(Fashionably late to the party? Check out Part 1 and Part 2.)
Landing The Whale
Instagram uses influencers to drive products into the hands of clambering fashion and luxury audiences. The games industry uses a similar technique, but it is heavily reliant upon a hierarchical system inside the individual game community. Like early adopters of technology, there will always be players of games who have the highest points or reach the final boss before anyone else. If we apply a similar psychology to how we manipulate luxury in a games experience, then we really need our community to help us.
In the past communities have been heavily criticised by the luxury industry for diluting their brand or selling items amongst themselves. In games, however, this is actively encouraged! Communities must talk to each other in order to further the fiction of the game into the hearts and minds of new players and veterans.
Whales are used to describe players who are addicted to and connected intrinsically to any part of the game that makes the world, and they will prove their devotion by spending money. I myself am a whale (no, no, not beached whale, that’s something different altogether) and I am happy to spend a lot of money on games that I am fascinated by or addicted to. This is a natural gamer psychology. But when it comes to luxury brands, for some reason this type of psychology goes out the window.
Here’s some free advice: as part of the development process in creating fashion and luxury items for digital use, start with the community; figure out the product-market-fit from the perspective of what is happening in the physical space and apply that to the digital space. Don’t build the world around the item, instead put the item in the world and get the community to talk about it and be excited by it. Having a $10 million dress floating around trying to do NFTs seems to be a fruitless and soulless experience for everyone involved.
Don’t do that.
Instead, explore the product-market-fit process as an exposition into an exclusive world. I have seen only one example of this working between luxury and games. But it took the luxury house in question almost ten years to get it right. That’s a lot of money spent in getting it wrong. And a lot of time spent that could have been better apportioned on understanding the community.
It isn’t difficult to be discoverable. And it isn’t a secret that games make more money per quarter than most other consumables even though their output cannot be physically consumed currently.
Learn Your A-B-Cs
The world of games isn’t some big secretive organisation. It has simply adapted itself over the years to give consumers what they actually want, which is different to what we think they want. From Candy Crush during the quick commute into the city, to a weekend spent playing League of Legends, there’s something for everybody: regardless of whether they are a vintage fashionista or a bored billionairess.
Because we spend so long understanding consumer psychology it has itself become part of the development process. However, when I see the fashion and luxury industries handing off their brands to marketers and PR who have very little experience in understanding exactly what the consumer needs in games beyond the first 40 pages of a magazine it makes me sad.

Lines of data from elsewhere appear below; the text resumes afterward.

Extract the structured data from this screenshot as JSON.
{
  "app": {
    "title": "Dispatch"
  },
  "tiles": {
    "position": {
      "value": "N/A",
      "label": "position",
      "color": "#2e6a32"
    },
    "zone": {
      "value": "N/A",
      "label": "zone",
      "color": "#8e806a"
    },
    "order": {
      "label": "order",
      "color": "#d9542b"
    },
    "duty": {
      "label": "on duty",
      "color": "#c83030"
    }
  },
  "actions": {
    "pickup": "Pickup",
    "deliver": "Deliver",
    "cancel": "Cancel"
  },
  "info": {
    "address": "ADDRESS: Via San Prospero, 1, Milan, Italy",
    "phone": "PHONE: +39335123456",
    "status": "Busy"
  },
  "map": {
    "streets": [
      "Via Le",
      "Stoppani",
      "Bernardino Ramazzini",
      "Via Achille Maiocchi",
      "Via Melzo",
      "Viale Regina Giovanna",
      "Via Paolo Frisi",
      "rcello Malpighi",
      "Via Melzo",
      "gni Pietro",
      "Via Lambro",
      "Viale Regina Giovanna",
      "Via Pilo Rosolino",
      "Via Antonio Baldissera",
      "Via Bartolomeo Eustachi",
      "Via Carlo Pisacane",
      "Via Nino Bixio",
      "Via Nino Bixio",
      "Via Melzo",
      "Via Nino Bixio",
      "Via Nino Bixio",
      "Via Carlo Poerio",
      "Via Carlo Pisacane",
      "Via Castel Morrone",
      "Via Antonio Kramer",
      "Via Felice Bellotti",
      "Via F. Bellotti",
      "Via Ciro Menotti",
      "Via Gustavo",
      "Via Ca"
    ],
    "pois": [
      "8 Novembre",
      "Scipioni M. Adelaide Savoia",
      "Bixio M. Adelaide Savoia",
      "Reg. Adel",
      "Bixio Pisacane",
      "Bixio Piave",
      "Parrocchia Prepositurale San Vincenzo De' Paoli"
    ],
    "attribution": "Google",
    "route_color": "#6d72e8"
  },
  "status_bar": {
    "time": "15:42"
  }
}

On that particular subject it’s important to remind you that it takes me an hour to read a fashion or luxury magazine – and I am an avid fashion/luxury consumer – yet I flick through the pages very quickly. MAGAZINES ARE BORING. FASHION PAGES ARE VERY, VERY DRY AND BORING. As an avid gamer I might spend around 20 hours a week playing games and, to date, I have barely seen a single luxury or attainable fashion brand inside a game. How strange? But these two things are becoming ever more comparable and evident as a disconnect between what fashion and luxury does and what fashion and luxury should be doing.
To recap the various stages of getting your fashion/luxury brand into the digital landscape, this is your last chance to check that you’re doing everything that your audience requires you to.
- Use 3D tools right away, the moment that you have a brand meeting or discussion about how your next season, collection, or line will look. Look around the boardroom to make sure there’s someone in there who has 3D experience before you even put digital ink onto canvas. Oh, and remember that the workflow process is very important to the success of what you create so make sure that your PC is as organised as your design room.
- Create an experience for your audience which is as close to the physical experience they know and love from your fashion/luxury brand. It’s vitally important that you don’t veer too far away from the core pillars of your luxury house.
- Ensure the digital objects and items that you create fit the medium well. In the games industry, especially, our players are our biggest critics. If we make a false move, we lose them to our competitor. That’s not good for our business and it’s definitely terrible for yours.
- Find meaning in your luxury items and tell that story well. Don’t build your world around the luxury item, instead, place your luxury item in the world and trust your community to get excited about it. Use case plus value equals utility.
- Understand the psychology of whoever encounters your luxury item. Don’t call us gamers or purchasers, we are superfans so treat us as you would your physical consumers.
You don’t need to spend ten years trying to get this right, all the right answers are here! You just need to make your items quality-driven, discoverable, sought after and attainable in the digital space.
It’s time to take games seriously. If you really want to be in this exciting growth area, you could do much worse than follow some of the advice I’ve given here. In the meantime, play games. Lots of them. And tell us which games you’d love to see your fashion and/or luxury items feature in.